Butler University will confer an honorary degree on alumna Nadja Halilbegovich ’02 during the Dec. 22 winter commencement ceremony, recognizing her activism on behalf of children caught in the violence of war.
Halilbegovich is the first honorary degree recipient and the first external speaker invited to take part in a Butler Winter Commencement ceremony. Close to 150 degree candidates are expected to be honored during the event at Clowes Memorial Hall on the Butler campus.
Halilbegovich was 12 when war broke out in her native country, Bosnia. She kept a diary of her harrowing experiences over the next three years. The diary was later published, earning her recognition as the “Bosnian Anne Frank.”
After coming to the United States in 1995, she received a scholarship to Butler, where she earned bachelor’s degrees in theatre and music performance in 2002. As a public speaker, she has shared her experiences around the world at events such as The Global Young Leaders Conference and The State of the World Forum.

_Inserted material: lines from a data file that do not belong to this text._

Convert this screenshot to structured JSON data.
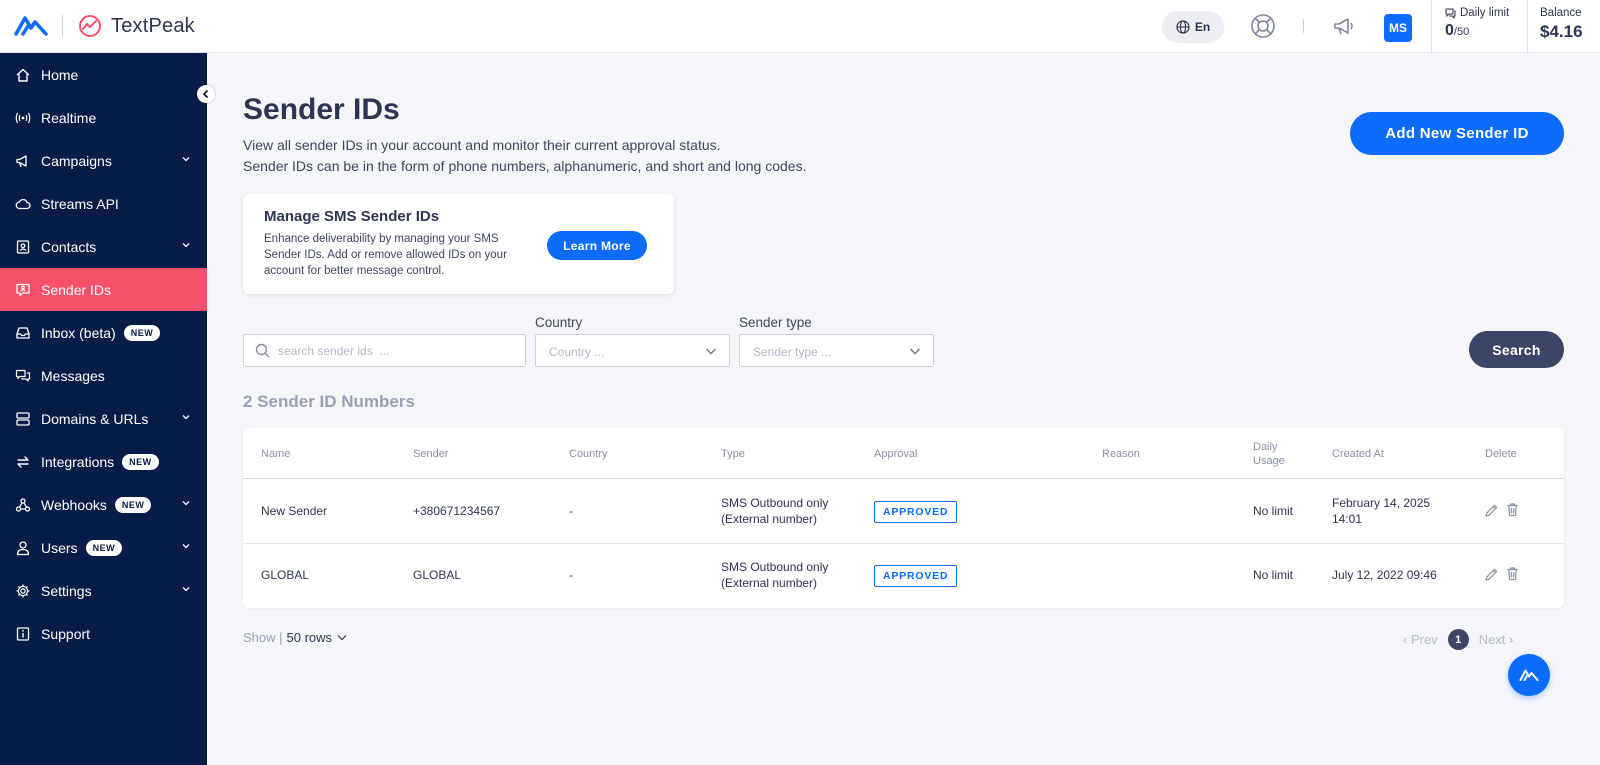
{
  "brand": {
    "name": "TextPeak"
  },
  "topbar": {
    "language": "En",
    "avatar_initials": "MS",
    "daily_limit": {
      "label": "Daily limit",
      "used": "0",
      "total": "/50"
    },
    "balance": {
      "label": "Balance",
      "value": "$4.16"
    }
  },
  "sidebar": {
    "items": [
      {
        "label": "Home",
        "icon": "home-icon"
      },
      {
        "label": "Realtime",
        "icon": "broadcast-icon"
      },
      {
        "label": "Campaigns",
        "icon": "megaphone-icon",
        "expandable": true
      },
      {
        "label": "Streams API",
        "icon": "cloud-icon"
      },
      {
        "label": "Contacts",
        "icon": "contacts-icon",
        "expandable": true
      },
      {
        "label": "Sender IDs",
        "icon": "sender-id-icon",
        "active": true
      },
      {
        "label": "Inbox (beta)",
        "icon": "inbox-icon",
        "badge": "NEW"
      },
      {
        "label": "Messages",
        "icon": "messages-icon"
      },
      {
        "label": "Domains & URLs",
        "icon": "server-icon",
        "expandable": true
      },
      {
        "label": "Integrations",
        "icon": "integrations-icon",
        "badge": "NEW"
      },
      {
        "label": "Webhooks",
        "icon": "webhook-icon",
        "badge": "NEW",
        "expandable": true
      },
      {
        "label": "Users",
        "icon": "user-icon",
        "badge": "NEW",
        "expandable": true
      },
      {
        "label": "Settings",
        "icon": "gear-icon",
        "expandable": true
      },
      {
        "label": "Support",
        "icon": "support-icon"
      }
    ]
  },
  "page": {
    "title": "Sender IDs",
    "description_line1": "View all sender IDs in your account and monitor their current approval status.",
    "description_line2": "Sender IDs can be in the form of phone numbers, alphanumeric, and short and long codes.",
    "add_button": "Add New Sender ID"
  },
  "promo": {
    "title": "Manage SMS Sender IDs",
    "description": "Enhance deliverability by managing your SMS Sender IDs. Add or remove allowed IDs on your account for better message control.",
    "button": "Learn More"
  },
  "filters": {
    "search_placeholder": "search sender ids  ...",
    "country_label": "Country",
    "country_placeholder": "Country ...",
    "sender_type_label": "Sender type",
    "sender_type_placeholder": "Sender type ...",
    "search_button": "Search"
  },
  "results": {
    "count_title": "2 Sender ID Numbers"
  },
  "table": {
    "headers": {
      "name": "Name",
      "sender": "Sender",
      "country": "Country",
      "type": "Type",
      "approval": "Approval",
      "reason": "Reason",
      "daily_usage_1": "Daily",
      "daily_usage_2": "Usage",
      "created_at": "Created At",
      "delete": "Delete"
    },
    "rows": [
      {
        "name": "New Sender",
        "sender": "+380671234567",
        "country": "-",
        "type_1": "SMS Outbound only",
        "type_2": "(External number)",
        "approval": "APPROVED",
        "reason": "",
        "daily_usage": "No limit",
        "created_1": "February 14, 2025",
        "created_2": "14:01"
      },
      {
        "name": "GLOBAL",
        "sender": "GLOBAL",
        "country": "-",
        "type_1": "SMS Outbound only",
        "type_2": "(External number)",
        "approval": "APPROVED",
        "reason": "",
        "daily_usage": "No limit",
        "created_1": "July 12, 2022 09:46",
        "created_2": ""
      }
    ]
  },
  "footer": {
    "show_label": "Show |",
    "rows_value": "50 rows",
    "prev": "Prev",
    "page": "1",
    "next": "Next"
  },
  "colors": {
    "sidebar_bg": "#071c47",
    "active_item": "#f7506a",
    "primary": "#0b6bfa",
    "dark_button": "#3c4566"
  }
}
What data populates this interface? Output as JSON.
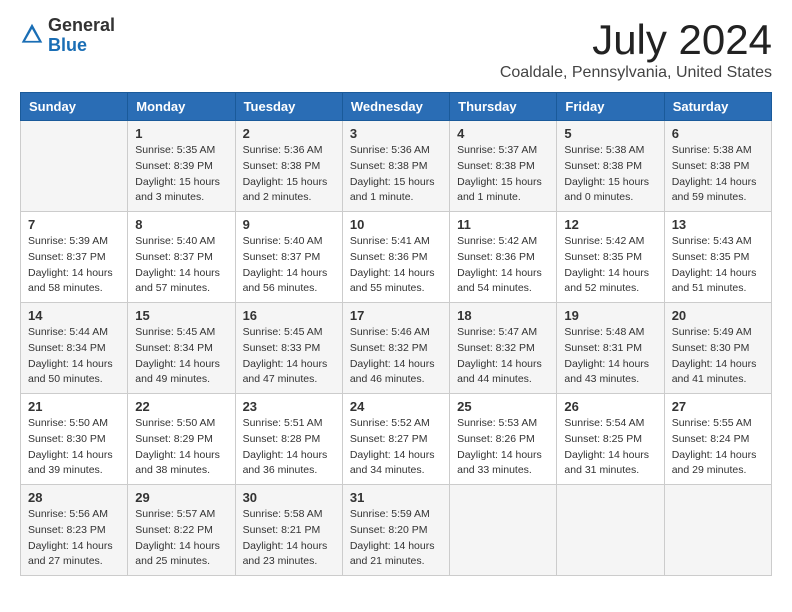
{
  "logo": {
    "general": "General",
    "blue": "Blue"
  },
  "header": {
    "month": "July 2024",
    "location": "Coaldale, Pennsylvania, United States"
  },
  "weekdays": [
    "Sunday",
    "Monday",
    "Tuesday",
    "Wednesday",
    "Thursday",
    "Friday",
    "Saturday"
  ],
  "weeks": [
    [
      {
        "day": "",
        "sunrise": "",
        "sunset": "",
        "daylight": ""
      },
      {
        "day": "1",
        "sunrise": "Sunrise: 5:35 AM",
        "sunset": "Sunset: 8:39 PM",
        "daylight": "Daylight: 15 hours and 3 minutes."
      },
      {
        "day": "2",
        "sunrise": "Sunrise: 5:36 AM",
        "sunset": "Sunset: 8:38 PM",
        "daylight": "Daylight: 15 hours and 2 minutes."
      },
      {
        "day": "3",
        "sunrise": "Sunrise: 5:36 AM",
        "sunset": "Sunset: 8:38 PM",
        "daylight": "Daylight: 15 hours and 1 minute."
      },
      {
        "day": "4",
        "sunrise": "Sunrise: 5:37 AM",
        "sunset": "Sunset: 8:38 PM",
        "daylight": "Daylight: 15 hours and 1 minute."
      },
      {
        "day": "5",
        "sunrise": "Sunrise: 5:38 AM",
        "sunset": "Sunset: 8:38 PM",
        "daylight": "Daylight: 15 hours and 0 minutes."
      },
      {
        "day": "6",
        "sunrise": "Sunrise: 5:38 AM",
        "sunset": "Sunset: 8:38 PM",
        "daylight": "Daylight: 14 hours and 59 minutes."
      }
    ],
    [
      {
        "day": "7",
        "sunrise": "Sunrise: 5:39 AM",
        "sunset": "Sunset: 8:37 PM",
        "daylight": "Daylight: 14 hours and 58 minutes."
      },
      {
        "day": "8",
        "sunrise": "Sunrise: 5:40 AM",
        "sunset": "Sunset: 8:37 PM",
        "daylight": "Daylight: 14 hours and 57 minutes."
      },
      {
        "day": "9",
        "sunrise": "Sunrise: 5:40 AM",
        "sunset": "Sunset: 8:37 PM",
        "daylight": "Daylight: 14 hours and 56 minutes."
      },
      {
        "day": "10",
        "sunrise": "Sunrise: 5:41 AM",
        "sunset": "Sunset: 8:36 PM",
        "daylight": "Daylight: 14 hours and 55 minutes."
      },
      {
        "day": "11",
        "sunrise": "Sunrise: 5:42 AM",
        "sunset": "Sunset: 8:36 PM",
        "daylight": "Daylight: 14 hours and 54 minutes."
      },
      {
        "day": "12",
        "sunrise": "Sunrise: 5:42 AM",
        "sunset": "Sunset: 8:35 PM",
        "daylight": "Daylight: 14 hours and 52 minutes."
      },
      {
        "day": "13",
        "sunrise": "Sunrise: 5:43 AM",
        "sunset": "Sunset: 8:35 PM",
        "daylight": "Daylight: 14 hours and 51 minutes."
      }
    ],
    [
      {
        "day": "14",
        "sunrise": "Sunrise: 5:44 AM",
        "sunset": "Sunset: 8:34 PM",
        "daylight": "Daylight: 14 hours and 50 minutes."
      },
      {
        "day": "15",
        "sunrise": "Sunrise: 5:45 AM",
        "sunset": "Sunset: 8:34 PM",
        "daylight": "Daylight: 14 hours and 49 minutes."
      },
      {
        "day": "16",
        "sunrise": "Sunrise: 5:45 AM",
        "sunset": "Sunset: 8:33 PM",
        "daylight": "Daylight: 14 hours and 47 minutes."
      },
      {
        "day": "17",
        "sunrise": "Sunrise: 5:46 AM",
        "sunset": "Sunset: 8:32 PM",
        "daylight": "Daylight: 14 hours and 46 minutes."
      },
      {
        "day": "18",
        "sunrise": "Sunrise: 5:47 AM",
        "sunset": "Sunset: 8:32 PM",
        "daylight": "Daylight: 14 hours and 44 minutes."
      },
      {
        "day": "19",
        "sunrise": "Sunrise: 5:48 AM",
        "sunset": "Sunset: 8:31 PM",
        "daylight": "Daylight: 14 hours and 43 minutes."
      },
      {
        "day": "20",
        "sunrise": "Sunrise: 5:49 AM",
        "sunset": "Sunset: 8:30 PM",
        "daylight": "Daylight: 14 hours and 41 minutes."
      }
    ],
    [
      {
        "day": "21",
        "sunrise": "Sunrise: 5:50 AM",
        "sunset": "Sunset: 8:30 PM",
        "daylight": "Daylight: 14 hours and 39 minutes."
      },
      {
        "day": "22",
        "sunrise": "Sunrise: 5:50 AM",
        "sunset": "Sunset: 8:29 PM",
        "daylight": "Daylight: 14 hours and 38 minutes."
      },
      {
        "day": "23",
        "sunrise": "Sunrise: 5:51 AM",
        "sunset": "Sunset: 8:28 PM",
        "daylight": "Daylight: 14 hours and 36 minutes."
      },
      {
        "day": "24",
        "sunrise": "Sunrise: 5:52 AM",
        "sunset": "Sunset: 8:27 PM",
        "daylight": "Daylight: 14 hours and 34 minutes."
      },
      {
        "day": "25",
        "sunrise": "Sunrise: 5:53 AM",
        "sunset": "Sunset: 8:26 PM",
        "daylight": "Daylight: 14 hours and 33 minutes."
      },
      {
        "day": "26",
        "sunrise": "Sunrise: 5:54 AM",
        "sunset": "Sunset: 8:25 PM",
        "daylight": "Daylight: 14 hours and 31 minutes."
      },
      {
        "day": "27",
        "sunrise": "Sunrise: 5:55 AM",
        "sunset": "Sunset: 8:24 PM",
        "daylight": "Daylight: 14 hours and 29 minutes."
      }
    ],
    [
      {
        "day": "28",
        "sunrise": "Sunrise: 5:56 AM",
        "sunset": "Sunset: 8:23 PM",
        "daylight": "Daylight: 14 hours and 27 minutes."
      },
      {
        "day": "29",
        "sunrise": "Sunrise: 5:57 AM",
        "sunset": "Sunset: 8:22 PM",
        "daylight": "Daylight: 14 hours and 25 minutes."
      },
      {
        "day": "30",
        "sunrise": "Sunrise: 5:58 AM",
        "sunset": "Sunset: 8:21 PM",
        "daylight": "Daylight: 14 hours and 23 minutes."
      },
      {
        "day": "31",
        "sunrise": "Sunrise: 5:59 AM",
        "sunset": "Sunset: 8:20 PM",
        "daylight": "Daylight: 14 hours and 21 minutes."
      },
      {
        "day": "",
        "sunrise": "",
        "sunset": "",
        "daylight": ""
      },
      {
        "day": "",
        "sunrise": "",
        "sunset": "",
        "daylight": ""
      },
      {
        "day": "",
        "sunrise": "",
        "sunset": "",
        "daylight": ""
      }
    ]
  ]
}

“Nadja Halilbegovich inspires audiences, especially young people, with her vivid accounts of living through war and her determination to offer peaceful solutions for interpersonal and world conflicts,” Butler President James M. Danko said. “Butler is proud to have helped her develop her compelling voice in such a worthy cause, and we look forward to honoring her.”
Professor of Religion Paul Valliere recalled hearing Halilbegovich speak at a public seminar in Indianapolis, while she was still a Butler student. “Nadja is a truly gifted speaker—poised, stylish, but also absolutely substantive,” he said.
Professor Emerita of Education Eugenia Scott said Halilbegovich “speaks from the heart and quickly touches the hearts of those in her audience with beautiful, meaningful, poetic phrasings. Her positive message, attitude, and sincere interest in all people can be felt through her words and beautiful smile. Nadja is an inspiration.”
Butler recognized Halilbegovich as the first-ever student recipient of a “Woman of Distinction Award.” After graduating, she embarked on a nine-month speaking tour with the non-profit organization Free the Children to promote peace and tolerance to more than 70,000 students across North America. She was profiled for her activism in Jackie Waldman’s Courage to Give book series, the Eric Walters book When Elephants Fight, and Michael Collopy’s Architects of Peace, along with the Dalai Lama and Mother Teresa.
Her first North American publication, My Childhood Under Fire: A Sarajevo Diary, was published in 2006. The Society of School Librarians International honored it as the best social studies book of the year. My Childhood was also nominated for the Norma Fleck Award and the Golden Oak Award. It was translated into French in 2007 and Indonesian in 2009.
Halilbegovich now lives in Canada and maintains the website www.nadjapeace.com.
Media contact: Mary Ellen Stephenson